Frequently Asked Questions
An Audiologist is a highly trained healthcare professional that has earned a Master's degree or a Doctorate degree in Audiology. Audiology is the science of hearing and balance. They are the only professionals that are university trained with year-long clinical externships or fellowships to specifically identify, evaluate, diagnose and treat hearing and balance disorders.
- You have our assurance that all testing, fitting and verification are completed by our experienced doctors of Audiology.
- We offer the most competitive pricing on our hearing aids from most leading manufacturers with easy payment options.
- Our central location with free onsite parking, no elevators and flexible weekend schedule provides easy access to our services.
- We offer a free 7 day hearing aid trial when appropriate and necessary.
- Our strength comes from referrals from our satisfied customers. We will work to ensure your satisfaction.
We currently provide in-network benefits for Aetna, Blue Cross/Blue Shield, United Healthcare, Tricare and Medicare.
Yes, the State of Texas mandates a 30 day trial period, which would begin once you pay for your hearing aids. However, we will offer a free 7 day hearing aid trial when appropriate and necessary.
We do not recommend purchasing hearing aids online for a variety of reasons:
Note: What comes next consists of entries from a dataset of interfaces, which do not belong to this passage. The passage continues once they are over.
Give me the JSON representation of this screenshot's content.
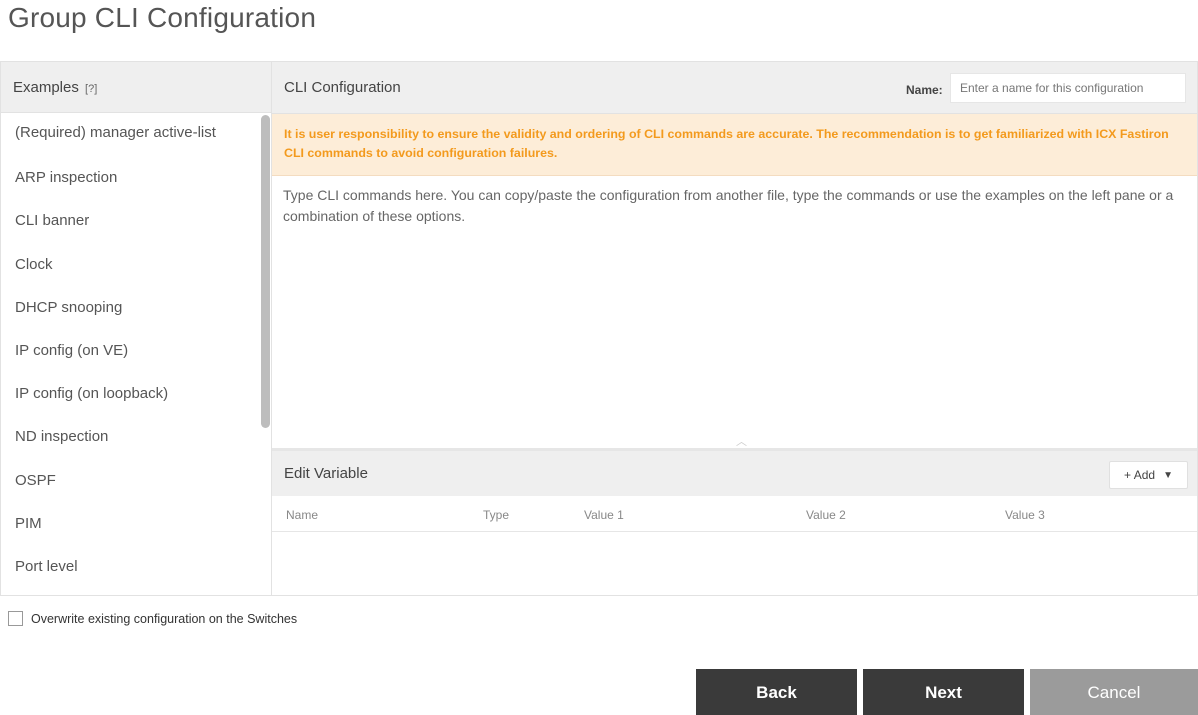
{
  "page": {
    "title": "Group CLI Configuration"
  },
  "examples": {
    "title": "Examples",
    "help": "[?]",
    "items": [
      "(Required) manager active-list",
      "ARP inspection",
      "CLI banner",
      "Clock",
      "DHCP snooping",
      "IP config (on VE)",
      "IP config (on loopback)",
      "ND inspection",
      "OSPF",
      "PIM",
      "Port level"
    ]
  },
  "cli": {
    "title": "CLI Configuration",
    "name_label": "Name:",
    "name_placeholder": "Enter a name for this configuration",
    "warning": "It is user responsibility to ensure the validity and ordering of CLI commands are accurate. The recommendation is to get familiarized with ICX Fastiron CLI commands to avoid configuration failures.",
    "text_placeholder": "Type CLI commands here. You can copy/paste the configuration from another file, type the commands or use the examples on the left pane or a combination of these options."
  },
  "edit_variable": {
    "title": "Edit Variable",
    "add_label": "+ Add",
    "columns": [
      "Name",
      "Type",
      "Value 1",
      "Value 2",
      "Value 3"
    ]
  },
  "overwrite": {
    "label": "Overwrite existing configuration on the Switches",
    "checked": false
  },
  "buttons": {
    "back": "Back",
    "next": "Next",
    "cancel": "Cancel"
  }
}
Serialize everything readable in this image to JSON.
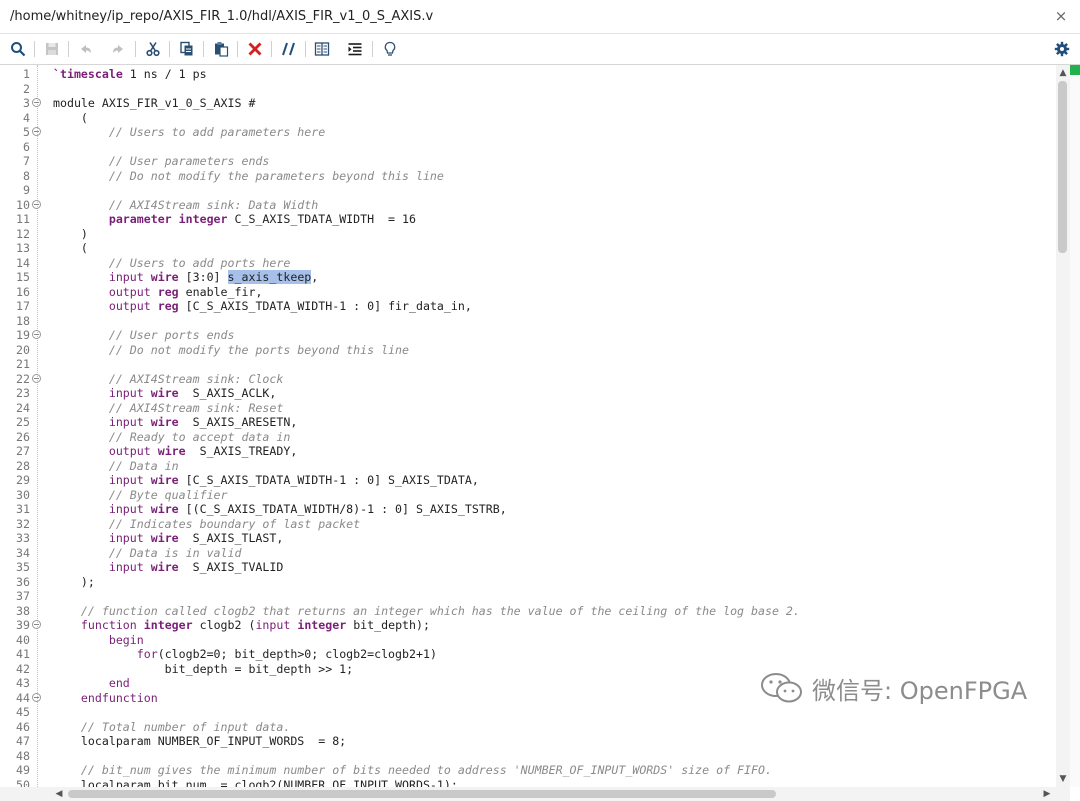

- Hearing aids can actually be harmful to your hearing if they are not programmed specifically to your hearing and ear-canal size.
- Hearing aids are not a one-time purchase with no follow-up. It is necessary to follow-up with your Audiologist to program the hearing aids as you adjust to wearing them. These routine follow-up visits are included in the cost of hearing aids purchased in our practice.
- When bought online, hearing aids typically do not have warranty coverage as these hearing aids 1.) May have been reported as lost to a hearing aid manufacturer or 2.) May have been stolen.
A properly fit hearing aid will not damage your hearing. This is why it is essential to be seen by an Audiologist that has the experience, the education and the requirement to keep up-to-date on advances in technology, thus providing you with the best solution for your particular hearing loss needs.
Listening with two ears (binaural hearing) helps normal hearing listeners to localize sound, to enhance speech signals, to suppress background noise and to hear with better sound quality (stereo effect). When people begin to have hearing loss, these binaural hearing "phenomena" are greatly reduced. By wearing two hearing aids (when a person has hearing loss in both ears), a person can help restore their sense of sound localization and improve sound quality. Additionally, bilateral hearing aids will help the auditory system to function as it is designed (with two ears). Current hearing aid technology now allows for the hearing aids to talk to each other to help determine where the intended speech signal is in relation to the patient. Furthermore, by not aided an ear with hearing loss, the integrity of that ear's hearing nerve is more likely to decline or atrophy.
Wireless technology allows your hearing aid to communicate with your cell phone, iPad, television and remote microphones. Some hearing aid manufacturers require the use of intermediary devices while others directly send sound to your phone. By using wireless technology, the Audiologist is able to send sound signals directly to your ear, bypassing any surrounding noise. When you see your Audiologist, ask about this technology and if it is right for you. A demonstration can be performed in the office if it is appropriate for your hearing.
For patients that have specific types of hearing loss, a surgically implanted device may be appropriate. Some surgical devices sit in the middle ear, others, like the Cochlear Baha or Oticon Ponto help patients with single-sided deafness in addition to conductive hearing loss. Lastly, cochlear implants are a surgical device designed for patients that no longer receive benefit from traditional hearing aids. If you are interested in learning more about these devices, as your Audiologist.
Tinnitus is an abnormal perception of sound, reported by patients, that is unrelated to an external source of stimulation. It can be described as "ringing," "whistling," "hissing," "roaring," "white noise," or "thumping. Typically tinnitus can occur after exposure to loud sounds such as concerts, fire arms or power tools. This In these situations, the tinnitus may be temporary; however, repeated exposure to loud sounds can cause people to have constant tinnitus that fluctuates in severity. At times, tinnitus can impair a person's ability to hear, work or sleep. The cause of tinnitus may be attributed to noise exposure, medicines or blood pressure; however, many times the cause is unknown. Treatments are often limited to counseling, diet modifications, the use of external sound sources or hearing aids (if hearing loss is present). If you or someone you know is suffering from Tinnitus, please visit The American Tinnitus Association's webpage.
Hearing aids work very well when fit and adjusted by a licensed Audiologist and when the patient has appropriate expectations. Are hearing aids a quick fix for hearing loss? No. Instead, they are a tool used in combination with modified communication strategies and wireless technology to help connect hearing impaired people to the world. With the technology of hearing aids in combination with your Audiologist's knowledge, the goal is to improve quality of life by reconnecting people to the hearing world.